We’re now looking forward to our honeymoon in March. Well, we have been looking forward to it since we decided to go to Croatia. We are heading to Split (the place not the verb), and so I have been looking around for what’s on and open there at that time of year. We’re thinking of a bus to Dubrovnik for a night there too, which will mean a 15-minute’ comfort break’ in Bosnia, as that country has about 23km of coastline that interrupts Croatia on the way. I was also looking to see if there was anything on in the theatres or concert halls in Split at this time (21st to 27th March), but so far haven’t found anything. Will keep looking.

Symi Greece Symi Dream photos

Seen in Cyprus

We also want to come back to Symi from Athens on the Blue Star, and so I am just popping over to their website to see if we can book the cabin yet… And we can.

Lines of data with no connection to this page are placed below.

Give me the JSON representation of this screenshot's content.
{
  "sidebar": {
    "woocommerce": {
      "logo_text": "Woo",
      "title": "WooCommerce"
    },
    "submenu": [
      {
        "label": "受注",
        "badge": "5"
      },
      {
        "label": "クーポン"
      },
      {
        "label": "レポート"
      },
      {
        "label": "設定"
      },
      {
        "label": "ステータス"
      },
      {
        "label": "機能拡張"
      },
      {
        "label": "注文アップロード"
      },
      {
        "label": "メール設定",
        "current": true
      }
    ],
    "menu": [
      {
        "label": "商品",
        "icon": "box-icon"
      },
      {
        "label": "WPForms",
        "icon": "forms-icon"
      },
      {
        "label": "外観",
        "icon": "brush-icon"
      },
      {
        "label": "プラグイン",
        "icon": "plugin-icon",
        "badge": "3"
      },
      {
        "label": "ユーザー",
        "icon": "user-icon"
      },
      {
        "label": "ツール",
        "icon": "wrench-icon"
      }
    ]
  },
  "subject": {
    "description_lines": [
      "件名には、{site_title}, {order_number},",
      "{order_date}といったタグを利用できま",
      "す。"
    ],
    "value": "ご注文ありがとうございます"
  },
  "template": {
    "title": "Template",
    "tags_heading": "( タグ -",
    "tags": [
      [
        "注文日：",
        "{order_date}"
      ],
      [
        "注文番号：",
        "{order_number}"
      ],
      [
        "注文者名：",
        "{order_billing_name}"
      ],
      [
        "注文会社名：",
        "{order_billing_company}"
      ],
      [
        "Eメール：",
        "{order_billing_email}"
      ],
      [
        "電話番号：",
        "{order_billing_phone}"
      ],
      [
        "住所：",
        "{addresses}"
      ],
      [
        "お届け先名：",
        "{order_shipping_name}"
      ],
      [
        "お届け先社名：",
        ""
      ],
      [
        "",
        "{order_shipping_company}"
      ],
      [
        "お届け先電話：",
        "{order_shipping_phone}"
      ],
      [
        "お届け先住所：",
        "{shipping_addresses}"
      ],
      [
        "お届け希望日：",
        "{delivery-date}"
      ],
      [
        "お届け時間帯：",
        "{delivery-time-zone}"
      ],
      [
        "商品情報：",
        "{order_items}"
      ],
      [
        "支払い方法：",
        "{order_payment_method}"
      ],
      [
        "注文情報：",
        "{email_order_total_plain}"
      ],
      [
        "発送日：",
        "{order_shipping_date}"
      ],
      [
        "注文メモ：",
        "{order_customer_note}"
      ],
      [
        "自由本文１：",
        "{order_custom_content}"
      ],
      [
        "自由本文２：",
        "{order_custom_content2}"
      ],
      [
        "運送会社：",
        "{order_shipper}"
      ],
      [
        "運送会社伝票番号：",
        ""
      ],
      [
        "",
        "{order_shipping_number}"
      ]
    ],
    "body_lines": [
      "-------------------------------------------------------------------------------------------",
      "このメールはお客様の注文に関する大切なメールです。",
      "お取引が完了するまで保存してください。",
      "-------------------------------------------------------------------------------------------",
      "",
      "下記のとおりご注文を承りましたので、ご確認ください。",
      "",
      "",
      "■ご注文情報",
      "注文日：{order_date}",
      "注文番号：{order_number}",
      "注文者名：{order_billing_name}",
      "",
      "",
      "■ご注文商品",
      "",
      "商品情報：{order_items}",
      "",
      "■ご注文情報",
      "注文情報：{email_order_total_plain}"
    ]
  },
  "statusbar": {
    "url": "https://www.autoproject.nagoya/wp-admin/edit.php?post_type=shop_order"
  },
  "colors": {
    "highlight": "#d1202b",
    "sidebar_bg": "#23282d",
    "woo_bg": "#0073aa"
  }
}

And I have. The boat is the Blue Star Patmos and, if you’re interested, the cost is €171.00 for two people in an inside 2-berth cabin, no car. Discounts are available for families, military personnel and others, but not us. Still, it cuts out the need for a flight to Rhodes (quite cheap depending on the time of year) and also the need for a hotel in Rhodes, taxis and the boat across to Symi. What’s more, we’ve never done the trip before and, although most of it is at night, it should be an adventure. I’m now trying to remember if it’s the Patmos that has the nice cafes and restaurant, or the Paros – so long since I’ve been on the Blue Star. I shall find out. I don’t mind as I have visited both islands anyway so am happy to support either Patmos or Paros.

Symi Greece Symi Dream photos

This trip has been made possible by those friends and family who generously donated to our honeymoon appeal/wedding present fund. Thank you! (I sound like a charity.)

Symi Greece Symi Dream photos

Meanwhile, I now have enough volunteer beta readers for ‘The Witchling’, thank you too, and I should be in a position to get the PDF of the draft sent out to you lovely people in a couple of weeks.

Symi Greece Symi Dream photos